  1. 好食劵 – for restaurants, night markets and food stalls
  2. 國旅券 – for the tourism industry (hotels, hostels and hot springs, etc)
  3. i原券 - for businesses recognized by the Council of Indigenous Peoples
  4. 農遊券 – for agriculture, fishing and forestry businesses
  5. 藝FUN券/ArtsFunNext – for the arts
  6. 動滋券 – for sports
  7. 客庄券 – for businesses recognized by the Hakka Affairs Council
  8. 地方創生券 – for businesses recognized by the National Development Council

The first 4 million people who register for the digital vouchers will automatically receive the add-on vouchers for restaurants, night markets and food stalls. For the others, people must register separately. Lotteries will be drawn each week between 11 October and 5 November. Winning participants will be notified by text message. An overview of the add-on promotions and each lottery draw period can be found here. Please refer to each add-on promotional website for more details. Some individual program websites were not available at the time of writing. We will add links once they go live.

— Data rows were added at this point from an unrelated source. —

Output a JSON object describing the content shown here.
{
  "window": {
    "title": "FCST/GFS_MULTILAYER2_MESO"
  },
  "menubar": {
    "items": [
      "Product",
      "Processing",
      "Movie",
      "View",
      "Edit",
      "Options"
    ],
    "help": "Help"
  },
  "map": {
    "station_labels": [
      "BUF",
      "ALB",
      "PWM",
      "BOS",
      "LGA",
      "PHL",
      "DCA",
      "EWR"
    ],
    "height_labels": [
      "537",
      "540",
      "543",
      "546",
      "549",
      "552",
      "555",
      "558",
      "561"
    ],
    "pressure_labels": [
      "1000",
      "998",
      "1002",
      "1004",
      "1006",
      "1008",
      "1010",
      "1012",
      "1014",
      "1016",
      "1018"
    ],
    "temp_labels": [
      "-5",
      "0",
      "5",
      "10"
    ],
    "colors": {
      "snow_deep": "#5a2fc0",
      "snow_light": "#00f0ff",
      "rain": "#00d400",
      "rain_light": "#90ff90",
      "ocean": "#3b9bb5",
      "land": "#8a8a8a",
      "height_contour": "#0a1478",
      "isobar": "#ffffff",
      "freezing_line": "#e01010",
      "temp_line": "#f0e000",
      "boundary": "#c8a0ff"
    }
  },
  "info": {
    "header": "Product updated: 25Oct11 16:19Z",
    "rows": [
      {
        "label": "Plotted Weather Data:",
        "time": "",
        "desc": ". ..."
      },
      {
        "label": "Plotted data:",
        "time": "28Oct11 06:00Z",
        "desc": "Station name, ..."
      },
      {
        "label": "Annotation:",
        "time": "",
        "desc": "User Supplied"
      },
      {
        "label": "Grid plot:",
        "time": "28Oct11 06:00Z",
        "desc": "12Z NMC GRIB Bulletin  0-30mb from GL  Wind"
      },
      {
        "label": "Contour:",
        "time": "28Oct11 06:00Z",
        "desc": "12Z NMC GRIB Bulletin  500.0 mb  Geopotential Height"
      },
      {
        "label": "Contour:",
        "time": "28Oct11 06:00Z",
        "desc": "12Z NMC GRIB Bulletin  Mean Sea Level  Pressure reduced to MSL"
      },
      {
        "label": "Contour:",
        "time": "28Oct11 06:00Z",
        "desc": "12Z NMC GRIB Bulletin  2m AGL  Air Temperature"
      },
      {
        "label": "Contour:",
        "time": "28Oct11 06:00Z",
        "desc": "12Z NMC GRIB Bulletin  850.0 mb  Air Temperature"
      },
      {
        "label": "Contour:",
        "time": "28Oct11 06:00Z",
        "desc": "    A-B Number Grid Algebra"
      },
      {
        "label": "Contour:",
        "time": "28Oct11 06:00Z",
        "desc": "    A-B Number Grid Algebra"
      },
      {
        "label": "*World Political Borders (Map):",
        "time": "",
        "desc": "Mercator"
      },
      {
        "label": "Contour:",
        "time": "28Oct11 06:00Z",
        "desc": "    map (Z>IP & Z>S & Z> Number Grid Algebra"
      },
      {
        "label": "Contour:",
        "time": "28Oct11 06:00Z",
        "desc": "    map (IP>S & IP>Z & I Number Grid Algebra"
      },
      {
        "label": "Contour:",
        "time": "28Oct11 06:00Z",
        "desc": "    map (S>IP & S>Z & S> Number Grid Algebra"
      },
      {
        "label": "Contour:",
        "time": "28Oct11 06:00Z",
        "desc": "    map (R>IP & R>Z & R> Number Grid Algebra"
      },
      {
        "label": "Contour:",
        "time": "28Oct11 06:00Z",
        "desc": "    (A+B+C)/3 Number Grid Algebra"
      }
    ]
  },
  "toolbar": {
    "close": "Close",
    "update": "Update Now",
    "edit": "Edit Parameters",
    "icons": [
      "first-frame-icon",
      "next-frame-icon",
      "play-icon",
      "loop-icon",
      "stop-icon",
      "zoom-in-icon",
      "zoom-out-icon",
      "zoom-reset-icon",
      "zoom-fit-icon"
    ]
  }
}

Local governments have also announced additional promotions to encourage spending in their areas. For example, Taipei City’s program requires users to download the TaipeiPASS mobile application. TaipeiPASS promotions are available to all users including ARC holders, and are not limited to Taipei City residents. Vouchers can be used at participating restaurants, hotels, hostels, night markets, sports facilities, movie theaters and other businesses in the city. Validity periods and eligibility requirements for vouchers issued by local governments may differ from those set by central government. Taipei City’s voucher program information page is available here.

Spending Restrictions

Vouchers can be used in most businesses nationwide. Vouchers can also be used to pay hospital registration fees, school tuition fees, community college fees, buxiban/cram school fees, 30 or 60-day TRA train tickets, phone bills, gas bills and even purchasing products sold at temples. Because the aim is to stimulate consumer spending, vouchers can not be used to pay for stocks, water and electricity bills (run by state-owned enterprises), fines, health insurance, tax, government fees or stored value transactions. Digital vouchers can not be used on foreign eCommerce sites.

Spend wisely. It is up to the individual store whether they will give change.

Our Takeaway

While the government is encouraging the use of digital vouchers, we believe that like last year, most people will opt for the paper vouchers as they provide greater flexibility. Because they come in TWD 200, TWD 500 and TWD 1000 values, consumers can spread their spending around at different locations. They are also more convenient if you wish to donate them or give them to others. Happy spending!